*What is needed*.
The answer must consist of every record below, reproduced exactly.
=-=-=
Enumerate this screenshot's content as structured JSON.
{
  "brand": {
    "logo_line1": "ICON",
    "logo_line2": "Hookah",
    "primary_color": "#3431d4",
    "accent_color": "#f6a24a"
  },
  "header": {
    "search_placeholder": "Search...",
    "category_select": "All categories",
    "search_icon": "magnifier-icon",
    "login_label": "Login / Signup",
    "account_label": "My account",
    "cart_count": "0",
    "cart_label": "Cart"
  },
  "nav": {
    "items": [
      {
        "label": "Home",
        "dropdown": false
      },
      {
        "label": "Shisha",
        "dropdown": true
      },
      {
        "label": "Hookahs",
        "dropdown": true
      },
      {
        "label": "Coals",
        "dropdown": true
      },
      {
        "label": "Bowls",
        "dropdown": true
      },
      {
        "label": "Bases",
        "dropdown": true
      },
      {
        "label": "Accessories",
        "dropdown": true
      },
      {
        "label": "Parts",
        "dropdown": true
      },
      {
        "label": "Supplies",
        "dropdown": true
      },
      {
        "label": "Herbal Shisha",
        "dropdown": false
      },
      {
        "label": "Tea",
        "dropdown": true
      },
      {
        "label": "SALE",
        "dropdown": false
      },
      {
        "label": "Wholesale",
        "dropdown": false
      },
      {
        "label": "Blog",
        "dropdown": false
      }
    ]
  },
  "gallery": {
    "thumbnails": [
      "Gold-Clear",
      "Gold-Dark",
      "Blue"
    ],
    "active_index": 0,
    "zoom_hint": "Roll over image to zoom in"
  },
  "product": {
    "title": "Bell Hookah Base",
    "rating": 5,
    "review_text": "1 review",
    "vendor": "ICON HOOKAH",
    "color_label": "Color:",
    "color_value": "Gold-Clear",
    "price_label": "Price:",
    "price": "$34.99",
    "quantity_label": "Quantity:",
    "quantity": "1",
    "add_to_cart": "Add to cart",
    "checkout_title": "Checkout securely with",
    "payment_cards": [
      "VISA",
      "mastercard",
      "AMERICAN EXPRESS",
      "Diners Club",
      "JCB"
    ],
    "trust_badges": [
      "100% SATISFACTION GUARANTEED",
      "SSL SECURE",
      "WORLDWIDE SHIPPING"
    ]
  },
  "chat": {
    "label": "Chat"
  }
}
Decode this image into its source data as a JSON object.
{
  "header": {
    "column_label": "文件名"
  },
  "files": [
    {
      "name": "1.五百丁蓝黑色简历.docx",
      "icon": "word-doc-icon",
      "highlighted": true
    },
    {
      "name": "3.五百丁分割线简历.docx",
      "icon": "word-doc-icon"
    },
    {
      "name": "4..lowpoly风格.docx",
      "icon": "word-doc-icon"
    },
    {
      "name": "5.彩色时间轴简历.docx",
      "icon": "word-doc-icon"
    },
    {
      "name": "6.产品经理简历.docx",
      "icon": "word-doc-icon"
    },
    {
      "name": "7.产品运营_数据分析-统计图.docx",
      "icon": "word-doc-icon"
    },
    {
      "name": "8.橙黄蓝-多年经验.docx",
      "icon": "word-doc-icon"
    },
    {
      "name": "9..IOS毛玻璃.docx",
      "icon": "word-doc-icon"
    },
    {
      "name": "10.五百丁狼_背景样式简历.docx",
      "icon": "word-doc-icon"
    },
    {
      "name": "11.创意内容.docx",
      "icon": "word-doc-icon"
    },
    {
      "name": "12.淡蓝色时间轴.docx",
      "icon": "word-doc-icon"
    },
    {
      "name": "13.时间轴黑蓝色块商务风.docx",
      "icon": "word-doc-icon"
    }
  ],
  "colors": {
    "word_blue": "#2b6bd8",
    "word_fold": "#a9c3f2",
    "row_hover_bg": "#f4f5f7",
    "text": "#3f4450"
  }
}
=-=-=
*Answer below*.
Enumerate this screenshot's content as structured JSON.
{
  "brand": {
    "logo_line1": "ICON",
    "logo_line2": "Hookah",
    "primary_color": "#3431d4",
    "accent_color": "#f6a24a"
  },
  "header": {
    "search_placeholder": "Search...",
    "category_select": "All categories",
    "search_icon": "magnifier-icon",
    "login_label": "Login / Signup",
    "account_label": "My account",
    "cart_count": "0",
    "cart_label": "Cart"
  },
  "nav": {
    "items": [
      {
        "label": "Home",
        "dropdown": false
      },
      {
        "label": "Shisha",
        "dropdown": true
      },
      {
        "label": "Hookahs",
        "dropdown": true
      },
      {
        "label": "Coals",
        "dropdown": true
      },
      {
        "label": "Bowls",
        "dropdown": true
      },
      {
        "label": "Bases",
        "dropdown": true
      },
      {
        "label": "Accessories",
        "dropdown": true
      },
      {
        "label": "Parts",
        "dropdown": true
      },
      {
        "label": "Supplies",
        "dropdown": true
      },
      {
        "label": "Herbal Shisha",
        "dropdown": false
      },
      {
        "label": "Tea",
        "dropdown": true
      },
      {
        "label": "SALE",
        "dropdown": false
      },
      {
        "label": "Wholesale",
        "dropdown": false
      },
      {
        "label": "Blog",
        "dropdown": false
      }
    ]
  },
  "gallery": {
    "thumbnails": [
      "Gold-Clear",
      "Gold-Dark",
      "Blue"
    ],
    "active_index": 0,
    "zoom_hint": "Roll over image to zoom in"
  },
  "product": {
    "title": "Bell Hookah Base",
    "rating": 5,
    "review_text": "1 review",
    "vendor": "ICON HOOKAH",
    "color_label": "Color:",
    "color_value": "Gold-Clear",
    "price_label": "Price:",
    "price": "$34.99",
    "quantity_label": "Quantity:",
    "quantity": "1",
    "add_to_cart": "Add to cart",
    "checkout_title": "Checkout securely with",
    "payment_cards": [
      "VISA",
      "mastercard",
      "AMERICAN EXPRESS",
      "Diners Club",
      "JCB"
    ],
    "trust_badges": [
      "100% SATISFACTION GUARANTEED",
      "SSL SECURE",
      "WORLDWIDE SHIPPING"
    ]
  },
  "chat": {
    "label": "Chat"
  }
}
Decode this image into its source data as a JSON object.
{
  "header": {
    "column_label": "文件名"
  },
  "files": [
    {
      "name": "1.五百丁蓝黑色简历.docx",
      "icon": "word-doc-icon",
      "highlighted": true
    },
    {
      "name": "3.五百丁分割线简历.docx",
      "icon": "word-doc-icon"
    },
    {
      "name": "4..lowpoly风格.docx",
      "icon": "word-doc-icon"
    },
    {
      "name": "5.彩色时间轴简历.docx",
      "icon": "word-doc-icon"
    },
    {
      "name": "6.产品经理简历.docx",
      "icon": "word-doc-icon"
    },
    {
      "name": "7.产品运营_数据分析-统计图.docx",
      "icon": "word-doc-icon"
    },
    {
      "name": "8.橙黄蓝-多年经验.docx",
      "icon": "word-doc-icon"
    },
    {
      "name": "9..IOS毛玻璃.docx",
      "icon": "word-doc-icon"
    },
    {
      "name": "10.五百丁狼_背景样式简历.docx",
      "icon": "word-doc-icon"
    },
    {
      "name": "11.创意内容.docx",
      "icon": "word-doc-icon"
    },
    {
      "name": "12.淡蓝色时间轴.docx",
      "icon": "word-doc-icon"
    },
    {
      "name": "13.时间轴黑蓝色块商务风.docx",
      "icon": "word-doc-icon"
    }
  ],
  "colors": {
    "word_blue": "#2b6bd8",
    "word_fold": "#a9c3f2",
    "row_hover_bg": "#f4f5f7",
    "text": "#3f4450"
  }
}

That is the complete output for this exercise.